PROVIDED RECORDS:
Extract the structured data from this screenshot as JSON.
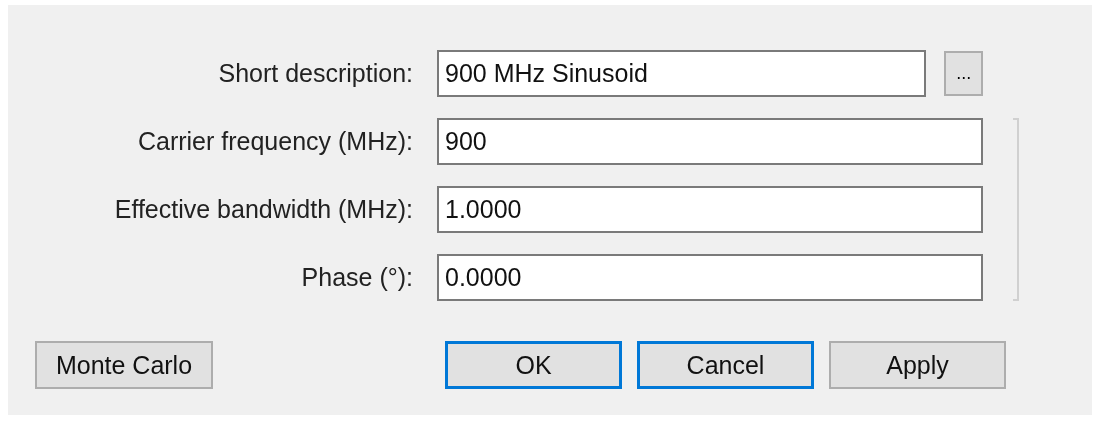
{
  "fields": [
    {
      "label": "Short description:",
      "value": "900 MHz Sinusoid",
      "browse": "..."
    },
    {
      "label": "Carrier frequency (MHz):",
      "value": "900"
    },
    {
      "label": "Effective bandwidth (MHz):",
      "value": "1.0000"
    },
    {
      "label": "Phase (°):",
      "value": "0.0000"
    }
  ],
  "buttons": [
    {
      "label": "Monte Carlo",
      "highlighted": false,
      "kind": "side"
    },
    {
      "label": "OK",
      "highlighted": true,
      "kind": "main"
    },
    {
      "label": "Cancel",
      "highlighted": true,
      "kind": "main"
    },
    {
      "label": "Apply",
      "highlighted": false,
      "kind": "main"
    }
  ]
}
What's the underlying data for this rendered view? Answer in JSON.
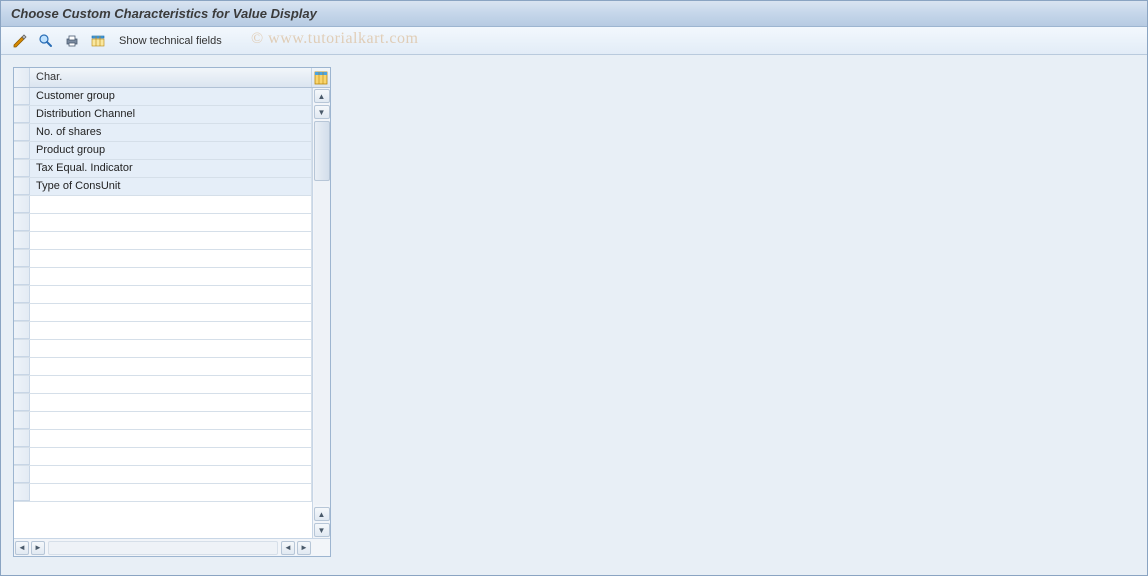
{
  "title": "Choose Custom Characteristics for Value Display",
  "toolbar": {
    "show_technical": "Show technical fields"
  },
  "watermark": "© www.tutorialkart.com",
  "grid": {
    "header": "Char.",
    "rows": [
      "Customer group",
      "Distribution Channel",
      "No. of shares",
      "Product group",
      "Tax Equal. Indicator",
      "Type of ConsUnit"
    ],
    "empty_rows": 17
  }
}
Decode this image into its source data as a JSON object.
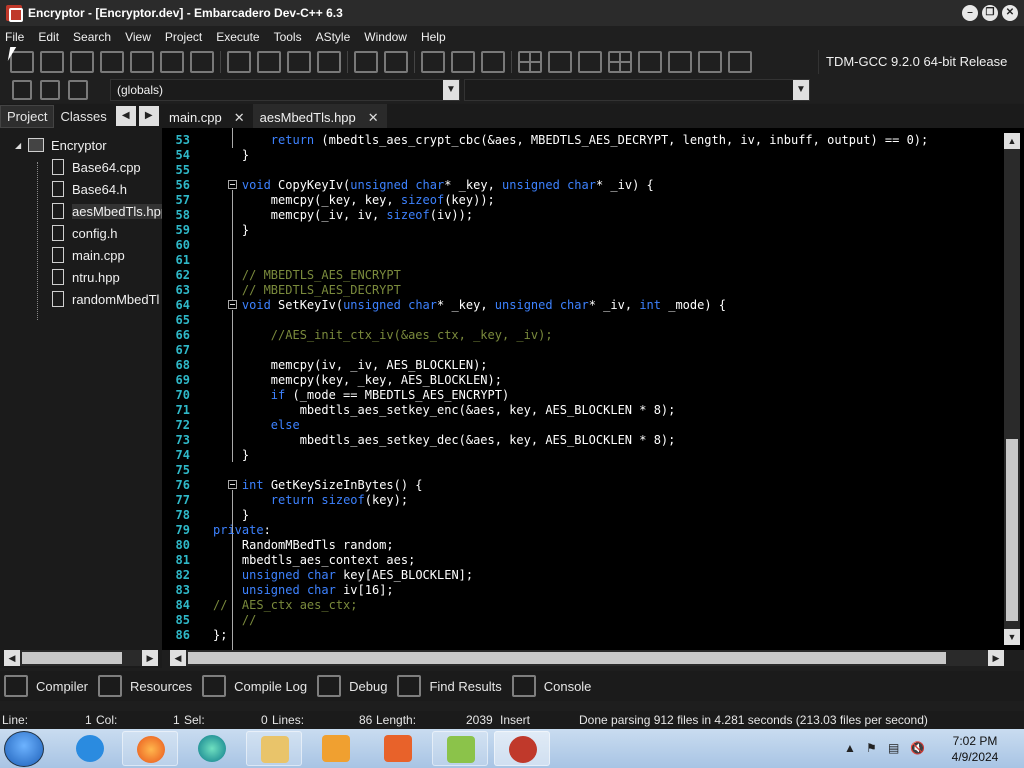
{
  "window": {
    "title": "Encryptor - [Encryptor.dev] - Embarcadero Dev-C++ 6.3"
  },
  "menu": [
    "File",
    "Edit",
    "Search",
    "View",
    "Project",
    "Execute",
    "Tools",
    "AStyle",
    "Window",
    "Help"
  ],
  "compiler": "TDM-GCC 9.2.0 64-bit Release",
  "scope_combo": "(globals)",
  "sidebar": {
    "tabs": [
      "Project",
      "Classes"
    ],
    "root": "Encryptor",
    "files": [
      "Base64.cpp",
      "Base64.h",
      "aesMbedTls.hpp",
      "config.h",
      "main.cpp",
      "ntru.hpp",
      "randomMbedTl"
    ],
    "selected": "aesMbedTls.hpp"
  },
  "editor": {
    "tabs": [
      {
        "label": "main.cpp",
        "close": "✕"
      },
      {
        "label": "aesMbedTls.hpp",
        "close": "✕"
      }
    ],
    "active_tab": "aesMbedTls.hpp",
    "lines": [
      {
        "n": "53",
        "t": "        return (mbedtls_aes_crypt_cbc(&aes, MBEDTLS_AES_DECRYPT, length, iv, inbuff, output) == 0);"
      },
      {
        "n": "54",
        "t": "    }"
      },
      {
        "n": "55",
        "t": ""
      },
      {
        "n": "56",
        "t": "    void CopyKeyIv(unsigned char* _key, unsigned char* _iv) {"
      },
      {
        "n": "57",
        "t": "        memcpy(_key, key, sizeof(key));"
      },
      {
        "n": "58",
        "t": "        memcpy(_iv, iv, sizeof(iv));"
      },
      {
        "n": "59",
        "t": "    }"
      },
      {
        "n": "60",
        "t": ""
      },
      {
        "n": "61",
        "t": ""
      },
      {
        "n": "62",
        "t": "    // MBEDTLS_AES_ENCRYPT"
      },
      {
        "n": "63",
        "t": "    // MBEDTLS_AES_DECRYPT"
      },
      {
        "n": "64",
        "t": "    void SetKeyIv(unsigned char* _key, unsigned char* _iv, int _mode) {"
      },
      {
        "n": "65",
        "t": ""
      },
      {
        "n": "66",
        "t": "        //AES_init_ctx_iv(&aes_ctx, _key, _iv);"
      },
      {
        "n": "67",
        "t": ""
      },
      {
        "n": "68",
        "t": "        memcpy(iv, _iv, AES_BLOCKLEN);"
      },
      {
        "n": "69",
        "t": "        memcpy(key, _key, AES_BLOCKLEN);"
      },
      {
        "n": "70",
        "t": "        if (_mode == MBEDTLS_AES_ENCRYPT)"
      },
      {
        "n": "71",
        "t": "            mbedtls_aes_setkey_enc(&aes, key, AES_BLOCKLEN * 8);"
      },
      {
        "n": "72",
        "t": "        else"
      },
      {
        "n": "73",
        "t": "            mbedtls_aes_setkey_dec(&aes, key, AES_BLOCKLEN * 8);"
      },
      {
        "n": "74",
        "t": "    }"
      },
      {
        "n": "75",
        "t": ""
      },
      {
        "n": "76",
        "t": "    int GetKeySizeInBytes() {"
      },
      {
        "n": "77",
        "t": "        return sizeof(key);"
      },
      {
        "n": "78",
        "t": "    }"
      },
      {
        "n": "79",
        "t": "private:"
      },
      {
        "n": "80",
        "t": "    RandomMBedTls random;"
      },
      {
        "n": "81",
        "t": "    mbedtls_aes_context aes;"
      },
      {
        "n": "82",
        "t": "    unsigned char key[AES_BLOCKLEN];"
      },
      {
        "n": "83",
        "t": "    unsigned char iv[16];"
      },
      {
        "n": "84",
        "t": "//  AES_ctx aes_ctx;"
      },
      {
        "n": "85",
        "t": "    //"
      },
      {
        "n": "86",
        "t": "};"
      }
    ]
  },
  "bottom_tabs": [
    "Compiler",
    "Resources",
    "Compile Log",
    "Debug",
    "Find Results",
    "Console"
  ],
  "status": {
    "line_label": "Line:",
    "line": "1",
    "col_label": "Col:",
    "col": "1",
    "sel_label": "Sel:",
    "sel": "0",
    "lines_label": "Lines:",
    "lines": "86",
    "length_label": "Length:",
    "length": "2039",
    "mode": "Insert",
    "message": "Done parsing 912 files in 4.281 seconds (213.03 files per second)"
  },
  "taskbar": {
    "time": "7:02 PM",
    "date": "4/9/2024"
  }
}
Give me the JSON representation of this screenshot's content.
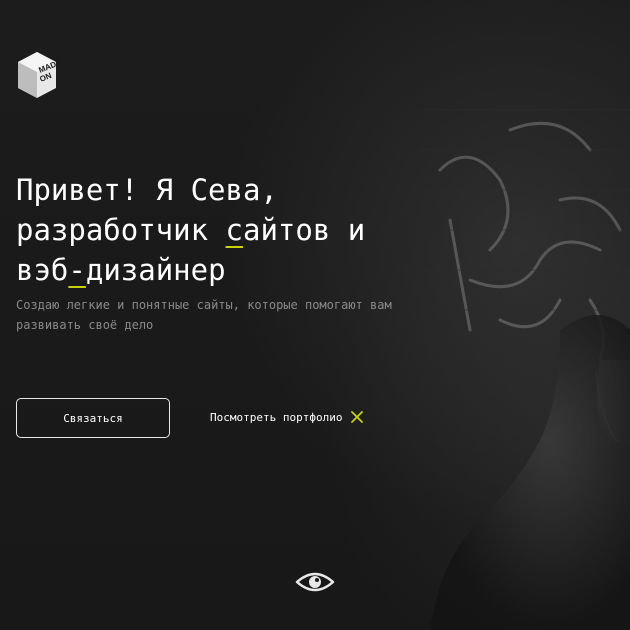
{
  "logo": {
    "text_line1": "MADE",
    "text_line2": "ON",
    "icon": "made-on-logo-icon"
  },
  "hero": {
    "headline_line1": "Привет! Я Сева,",
    "headline_line2_part1": "разработчик ",
    "headline_line2_accent": "с",
    "headline_line2_part2": "айтов и",
    "headline_line3_part1": "вэб",
    "headline_line3_accent": "-",
    "headline_line3_part2": "дизайнер",
    "subtitle": "Создаю легкие и понятные сайты, которые помогают вам развивать своё дело"
  },
  "actions": {
    "contact_label": "Связаться",
    "portfolio_label": "Посмотреть портфолио",
    "portfolio_icon": "cross-icon"
  },
  "footer": {
    "view_icon": "eye-icon"
  },
  "colors": {
    "background": "#1b1b1b",
    "text": "#ffffff",
    "muted_text": "#8a8a8a",
    "accent": "#c8d400"
  }
}
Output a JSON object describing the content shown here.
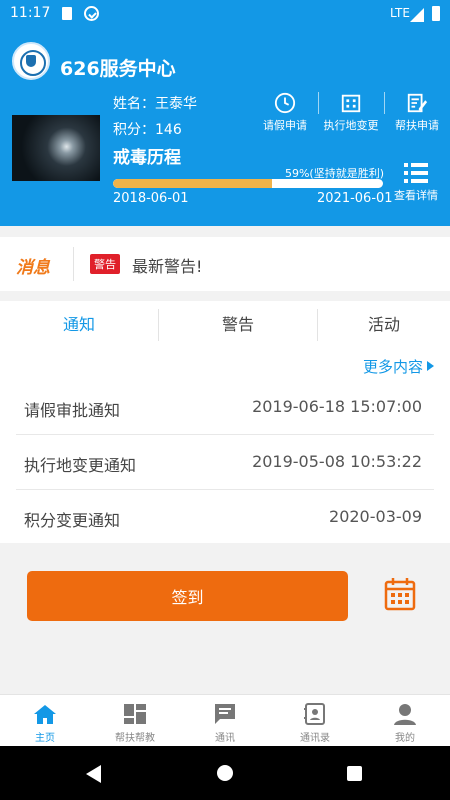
{
  "status_bar": {
    "time": "11:17",
    "network": "LTE"
  },
  "header": {
    "title": "626服务中心",
    "name_line": "姓名：王泰华",
    "points_line": "积分：146",
    "journey_title": "戒毒历程",
    "progress_label": "59%(坚持就是胜利)",
    "progress_fraction": 0.59,
    "start_date": "2018-06-01",
    "end_date": "2021-06-01",
    "actions": [
      {
        "label": "请假申请",
        "icon": "clock-icon"
      },
      {
        "label": "执行地变更",
        "icon": "building-icon"
      },
      {
        "label": "帮扶申请",
        "icon": "edit-document-icon"
      }
    ],
    "details_label": "查看详情"
  },
  "message_bar": {
    "logo_text": "消息",
    "badge": "警告",
    "text": "最新警告!"
  },
  "tabs": [
    {
      "label": "通知",
      "active": true
    },
    {
      "label": "警告",
      "active": false
    },
    {
      "label": "活动",
      "active": false
    }
  ],
  "more_label": "更多内容",
  "notices": [
    {
      "title": "请假审批通知",
      "date": "2019-06-18 15:07:00"
    },
    {
      "title": "执行地变更通知",
      "date": "2019-05-08 10:53:22"
    },
    {
      "title": "积分变更通知",
      "date": "2020-03-09"
    }
  ],
  "checkin_label": "签到",
  "bottom_nav": [
    {
      "label": "主页",
      "icon": "home-icon",
      "active": true
    },
    {
      "label": "帮扶帮教",
      "icon": "dashboard-icon",
      "active": false
    },
    {
      "label": "通讯",
      "icon": "chat-icon",
      "active": false
    },
    {
      "label": "通讯录",
      "icon": "contacts-icon",
      "active": false
    },
    {
      "label": "我的",
      "icon": "person-icon",
      "active": false
    }
  ],
  "colors": {
    "primary": "#1398e6",
    "accent": "#ee6b0f",
    "progress": "#f0b34a",
    "warning": "#e0202a"
  }
}
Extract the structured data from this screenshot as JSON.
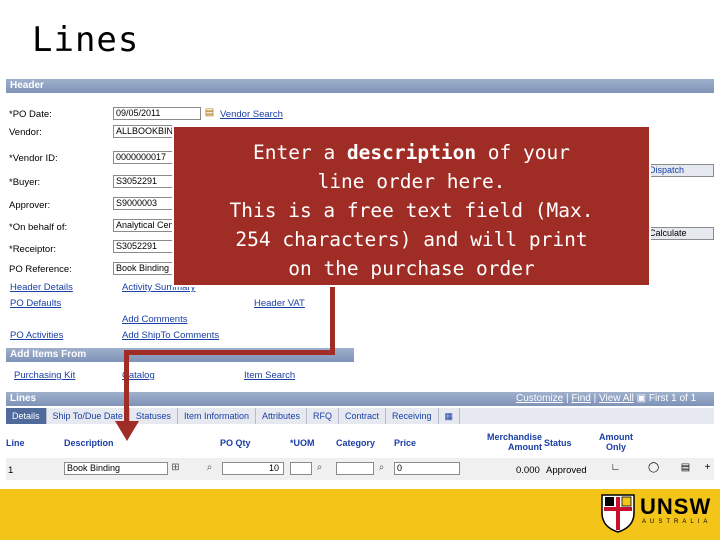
{
  "slide": {
    "title": "Lines"
  },
  "header": {
    "bar_label": "Header",
    "po_date_label": "*PO Date:",
    "po_date_value": "09/05/2011",
    "vendor_search": "Vendor Search",
    "vendor_label": "Vendor:",
    "vendor_value": "ALLBOOKBIN",
    "vendor_id_label": "*Vendor ID:",
    "vendor_id_value": "0000000017",
    "buyer_label": "*Buyer:",
    "buyer_value": "S3052291",
    "approver_label": "Approver:",
    "approver_value": "S9000003",
    "on_behalf_label": "*On behalf of:",
    "on_behalf_value": "Analytical Cen",
    "receiptor_label": "*Receiptor:",
    "receiptor_value": "S3052291",
    "po_reference_label": "PO Reference:",
    "po_reference_value": "Book Binding",
    "dispatch_button": "Dispatch",
    "schedule_button": "Calculate",
    "links": {
      "header_details": "Header Details",
      "activity_summary": "Activity Summary",
      "po_defaults": "PO Defaults",
      "header_vat": "Header VAT",
      "add_comments": "Add Comments",
      "po_activities": "PO Activities",
      "add_ship_to_comments": "Add ShipTo Comments"
    }
  },
  "add_items": {
    "bar_label": "Add Items From",
    "purchasing_kit": "Purchasing Kit",
    "catalog": "Catalog",
    "item_search": "Item Search"
  },
  "lines": {
    "bar_label": "Lines",
    "toolbar": {
      "customize": "Customize",
      "find": "Find",
      "view_all": "View All",
      "first": "First",
      "page_info": "1 of 1"
    },
    "tabs": [
      "Details",
      "Ship To/Due Date",
      "Statuses",
      "Item Information",
      "Attributes",
      "RFQ",
      "Contract",
      "Receiving"
    ],
    "columns": {
      "line": "Line",
      "description": "Description",
      "po_qty": "PO Qty",
      "uom": "*UOM",
      "category": "Category",
      "price": "Price",
      "merchandise_amount": "Merchandise Amount",
      "status": "Status",
      "amount_only": "Amount Only"
    },
    "row": {
      "line": "1",
      "description": "Book Binding",
      "po_qty": "10",
      "uom": "",
      "category": "",
      "price": "0",
      "merchandise_amount": "0.000",
      "status": "Approved"
    }
  },
  "callout": {
    "line1_pre": "Enter a ",
    "line1_bold": "description",
    "line1_post": " of your",
    "line2": "line order here.",
    "line3": "This is a free text field (Max.",
    "line4": "254 characters) and will print",
    "line5": "on the purchase order"
  },
  "footer": {
    "logo_text": "UNSW",
    "logo_sub": "AUSTRALIA"
  },
  "colors": {
    "callout": "#a02c26",
    "footer": "#f3c518",
    "bar": "#7f93b8",
    "link": "#1a3fa5"
  }
}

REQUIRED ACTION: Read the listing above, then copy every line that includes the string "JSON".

THE ANSWER:
Extract the structured data from this screenshot as JSON.
What's the underlying data for this rendered view? Answer in JSON.
Decode this image into its source data as a JSON object.
Give me the JSON representation of this screenshot's content.
Output a JSON object describing the content shown here.
Extract the structured data from this screenshot as JSON.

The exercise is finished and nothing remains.